I would like to know, though, how much attention has been given to the criticisms of the assessment movement. Every teacher knows that when almost everyone dislikes an assignment, or gets nothing out of it, or does badly on it, the problem is with the *assignment,* not the students.

Could it not be that perhaps - just maybe - assessment doesn't really solve our problems?

For instance, I wonder if maybe the "assessment" movement is looking in the wrong place?

To take one example: If we have decided that student *outcomes* are more important than their progress through the various courses they're taking, we need to ditch the GPA system and instead require colleges to administer uniform end-of-year exams for all subjects. That's what the European colleges do. That's what all institutions do, in fact, when they really want to find out what you know. No one cares about your law school GPA; you have to pass the bar exam.

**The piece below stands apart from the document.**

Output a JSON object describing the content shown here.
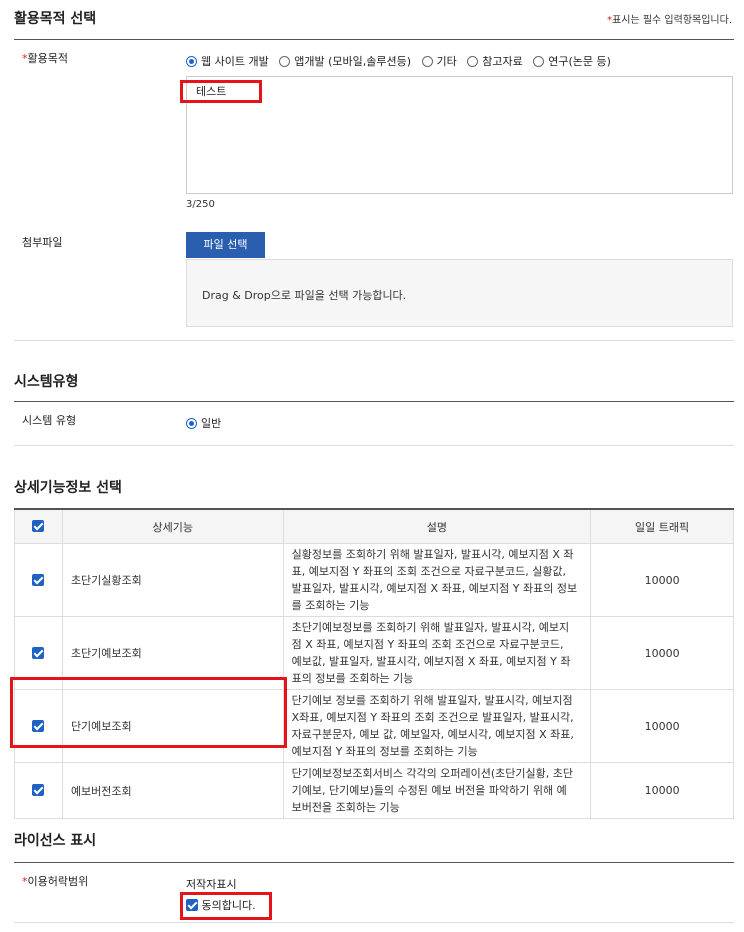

Thus, instead of getting faculty to document, record, analyze and discuss all kinds of assessment data *other* than course grades, maybe we should focus on creating a movement for abolishing the practice of instructor-grading and GPA.
Reply Craig Pepin
1:41 PM on January 26, 2017 
Thanks for sharing these results, Linda. You're a tough grader! But yes, I agree that after this long we should be prepared to be tough.
What this evidence says to me, is that it is REALLY hard to move from assessment data to meaningful curricular and pedagogical change. It's much easier to collect good (or "good enough") assessment data, than it is to get teachers and administrators to take it seriously enough to institute changes in response to the data. Charlie Blaich and Kathy Wise have written eloquently on this, as have others.
The lack of strong agreement about the success of assessment efforts might have to do both with the difficulty in using assessment results to inform teaching and curriculum, and how depressing it is to constantly see the lack of impact our efforts have.
Reply Debbie Kell
11:11 AM on January 26, 2017 
These findings and your very appropriate conclusions are sobering. It strikes me that faculty and academic leaders, while having advanced degrees, do not necessarily have degrees or credits in education or educational research. The K-12 sector teachers seem to have a better grasp on the value of using evidence to inform decisions - perhaps the teacher education programs leading to teacher certification are doing a better job of exposing their students to assessment practices that measurably inform practice.